The songs and stories presented here were of a very high standard indeed, with Cole bringing in not just regular collaborators like Rick Jones and Derek Griffiths, but also such unlikely figures as up-and-coming actress and singer Kim Goody, professional chorister Barbara Courtney-King and comedian Jasper Carrott to write and perform for the show.

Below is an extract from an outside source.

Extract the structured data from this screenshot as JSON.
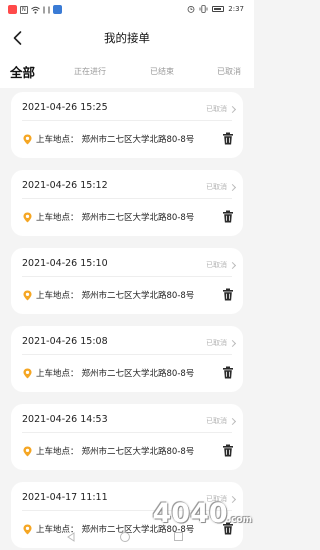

Griffiths contributed the highly memorable “Obadiah Blank”, a catchy tale set to Yellow Submarine-inspired animation, of an eccentric inventor (responsible for, among other things, the electric spoon and growing poppies on the moon) who had the world exclaiming, “We have our lucky stars to thank, for Obadiah Blank”, and whose final creation before a well-deserved retirement was a robot that could continue his inventing work for him.

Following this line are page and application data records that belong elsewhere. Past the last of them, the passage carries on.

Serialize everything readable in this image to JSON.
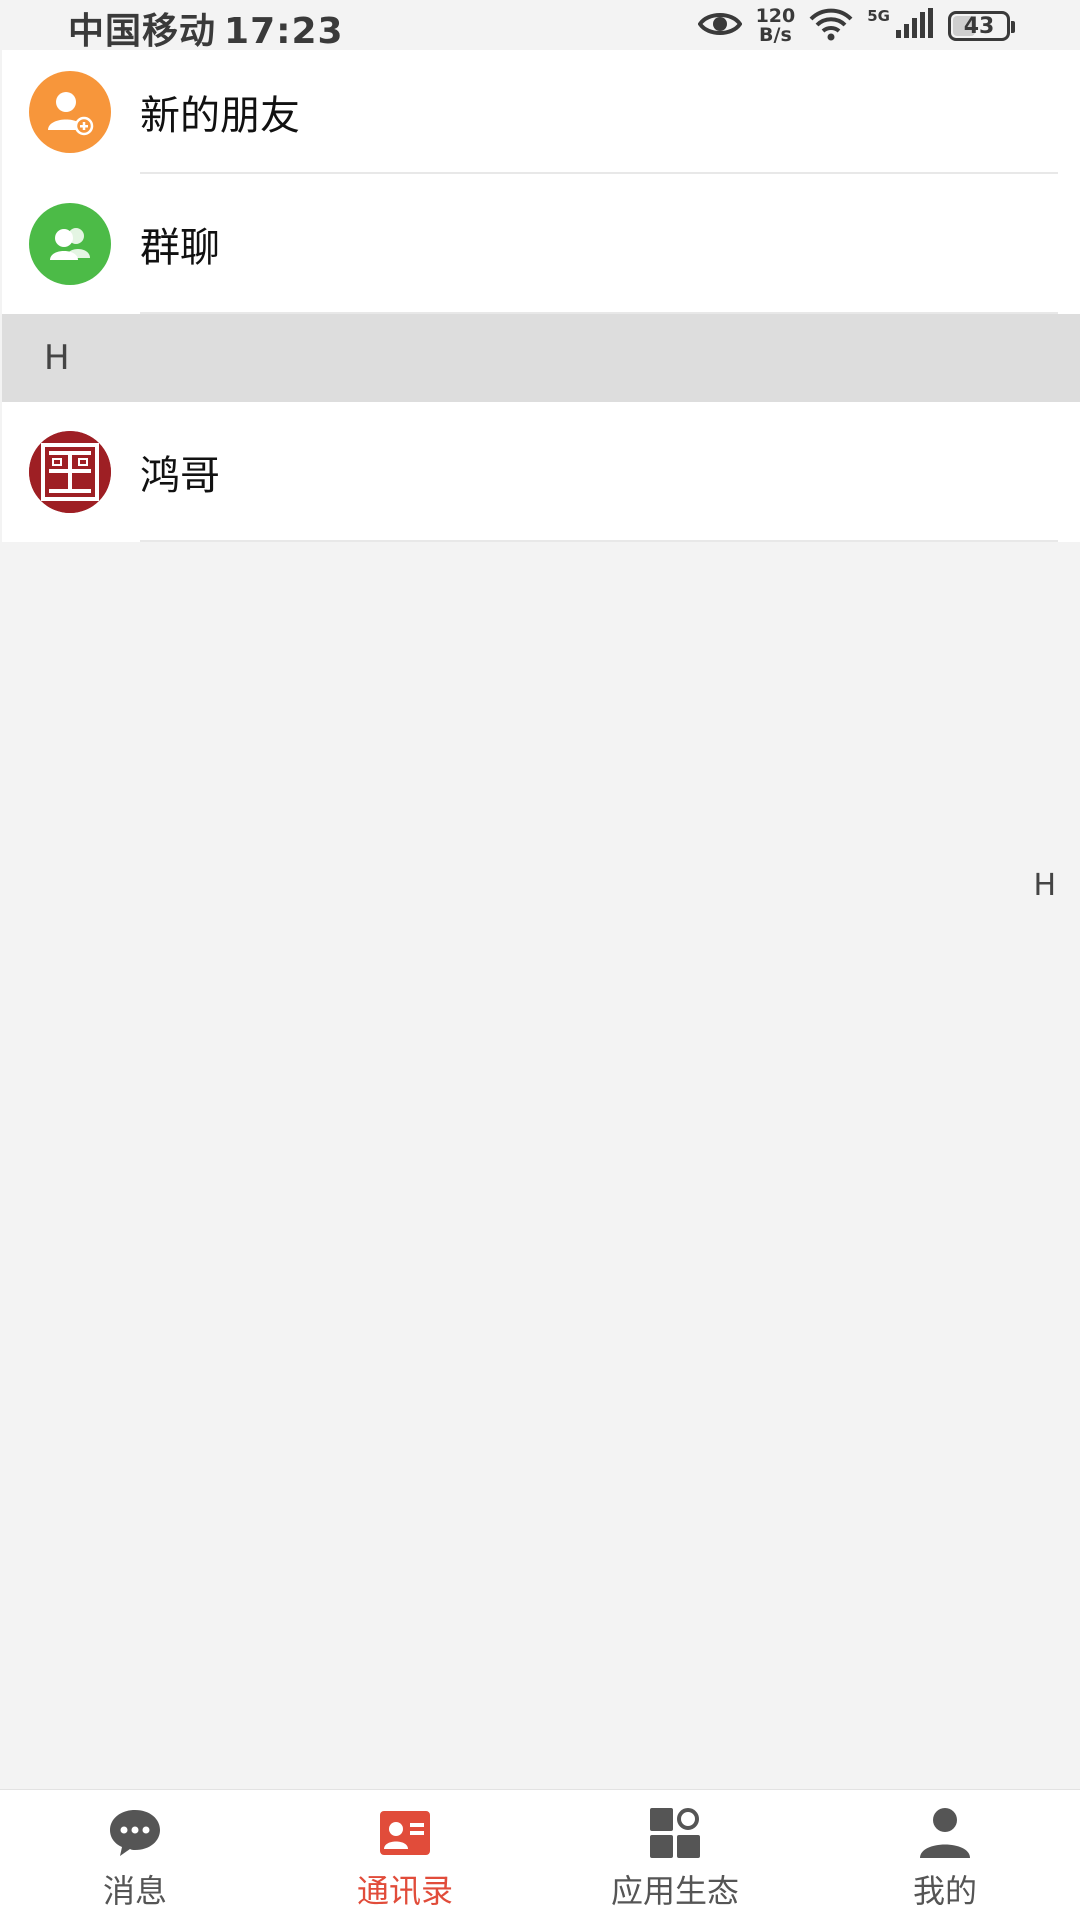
{
  "status_bar": {
    "carrier": "中国移动",
    "time": "17:23",
    "net_speed_value": "120",
    "net_speed_unit": "B/s",
    "network_generation": "5G",
    "battery_level": "43"
  },
  "contacts": {
    "fixed_items": [
      {
        "label": "新的朋友",
        "icon": "add-friend-icon",
        "color": "#f7963b"
      },
      {
        "label": "群聊",
        "icon": "group-chat-icon",
        "color": "#4cbb47"
      }
    ],
    "sections": [
      {
        "letter": "H",
        "items": [
          {
            "label": "鸿哥",
            "icon": "contact-avatar"
          }
        ]
      }
    ]
  },
  "index_bar": {
    "letters": [
      "H"
    ]
  },
  "tab_bar": {
    "active_color": "#e14c3a",
    "inactive_color": "#555555",
    "tabs": [
      {
        "label": "消息",
        "icon": "chat-bubble-icon",
        "active": false
      },
      {
        "label": "通讯录",
        "icon": "contact-card-icon",
        "active": true
      },
      {
        "label": "应用生态",
        "icon": "apps-grid-icon",
        "active": false
      },
      {
        "label": "我的",
        "icon": "person-icon",
        "active": false
      }
    ]
  }
}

Elsewhere, Rick Jones revived his Radiophonic Workshop-assisted musical story “Splodges”, first heard in Play School back in 1969, while Kim Goody sang of Rat Van Winkle who visited an alternate Earth where a minute lasted for a year, and Jasper Carrott serenaded Angus McBluff, a wildlife expert who dressed up as animals in order to get close to them.

Over the Moon sat more easily with its target audience than How Do You Do! had done, yet while it played comfortably alongside the older Watch With Mother shows that were still around, in many respects it was as different from Ragtime or Ring-a-Ding as they had been from Picture Book. Over the Moon pointed towards the fresh direction that BBC Children’s programming was about to take, and in that sense it was a fitting point for the conclusion of the Watch With Mother strand. Following its first transmission covering 13 weeks from Wednesday 14 October 1978, and the appearance of the second set of Heads and Tails a couple of months later, there would be no further content generated under the Watch With Mother banner.

On Wednesday 1 October 1980, the inaugural broadcasts of King Rollo and Bric-a-Brac – the first new series to appear in the timeslot in two years – appeared under the umbrella title See-Saw. This had first been mooted as a replacement for Watch With Mother some five years previously. Indeed, for a short time in 1976 the BBC had published a comic of the same name through IPC Magazines, containing strips based on several Watch With Mother shows as well as their close contemporaries from the pre-news slot. However, the proposal to rebrand the timeslot progressed at much the same speed as every other modification made to it over the years, and after the comic folded the BBC went on to publish a couple of hardback annuals that, while featuring much the same content, reverted to using the Watch With Mother title.

As the characters in How Do You Do! would no doubt have appreciated, the BBC explained that the name had been changed in recognition of the fact that society had changed and the automatic assumption that a child would be watching with their non-working mother was no longer a valid one. Listen With Mother, the radio series that had inspired Watch With Mother in the first place, was also coming to an end, and its final edition was broadcast early in 1982. These actions provoked an inevitable flurry of short-lived tabloid outrage, but to the audience itself the change of name made little difference – in fact, by that stage many were no doubt puzzled by the phrase Watch With Mother – and See-Saw was here to stay.

Prior to the midweek launch of See-Saw, two final programmes had gone out as part of Watch With Mother – an episode of Bagpuss, and “Peter The Postman”, the first episode of Camberwick Green. While their positioning was doubtless entirely accidental, it is difficult to envisage a more fitting farewell to the three decade old umbrella title. Yet even while Watch With Mother retreated back into the Music Box with Peter Hazel, this was not quite the end of the story.

<Part Nine